§ **DIRECTIONS**: Copy, from the entries below, each line in which the string "gmail" appears.

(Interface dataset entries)
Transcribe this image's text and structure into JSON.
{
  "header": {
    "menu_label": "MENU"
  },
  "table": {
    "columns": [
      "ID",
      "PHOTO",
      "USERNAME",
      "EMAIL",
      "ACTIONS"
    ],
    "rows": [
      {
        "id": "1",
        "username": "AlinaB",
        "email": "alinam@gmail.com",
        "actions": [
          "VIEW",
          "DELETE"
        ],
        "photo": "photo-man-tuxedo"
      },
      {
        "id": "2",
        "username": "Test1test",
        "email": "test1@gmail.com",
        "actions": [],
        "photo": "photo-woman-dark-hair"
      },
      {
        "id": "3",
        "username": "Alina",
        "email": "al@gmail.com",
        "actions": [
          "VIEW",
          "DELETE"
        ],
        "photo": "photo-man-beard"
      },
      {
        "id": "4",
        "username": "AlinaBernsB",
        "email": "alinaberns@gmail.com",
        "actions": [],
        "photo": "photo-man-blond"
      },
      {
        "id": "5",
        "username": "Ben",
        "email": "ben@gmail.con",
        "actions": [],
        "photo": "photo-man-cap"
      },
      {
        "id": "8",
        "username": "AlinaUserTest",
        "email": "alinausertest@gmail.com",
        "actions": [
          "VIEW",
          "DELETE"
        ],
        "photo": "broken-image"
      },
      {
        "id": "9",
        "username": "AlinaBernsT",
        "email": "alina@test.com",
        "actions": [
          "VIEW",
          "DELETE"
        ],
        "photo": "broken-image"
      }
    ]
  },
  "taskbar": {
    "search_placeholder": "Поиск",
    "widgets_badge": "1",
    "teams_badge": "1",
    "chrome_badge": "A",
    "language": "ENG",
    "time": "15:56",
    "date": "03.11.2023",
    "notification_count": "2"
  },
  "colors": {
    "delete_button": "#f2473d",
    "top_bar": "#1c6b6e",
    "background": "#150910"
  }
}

§ **EXPECTED OUTPUT**:
        "email": "alinam@gmail.com",
        "email": "test1@gmail.com",
        "email": "al@gmail.com",
        "email": "alinaberns@gmail.com",
        "email": "ben@gmail.con",
        "email": "alinausertest@gmail.com",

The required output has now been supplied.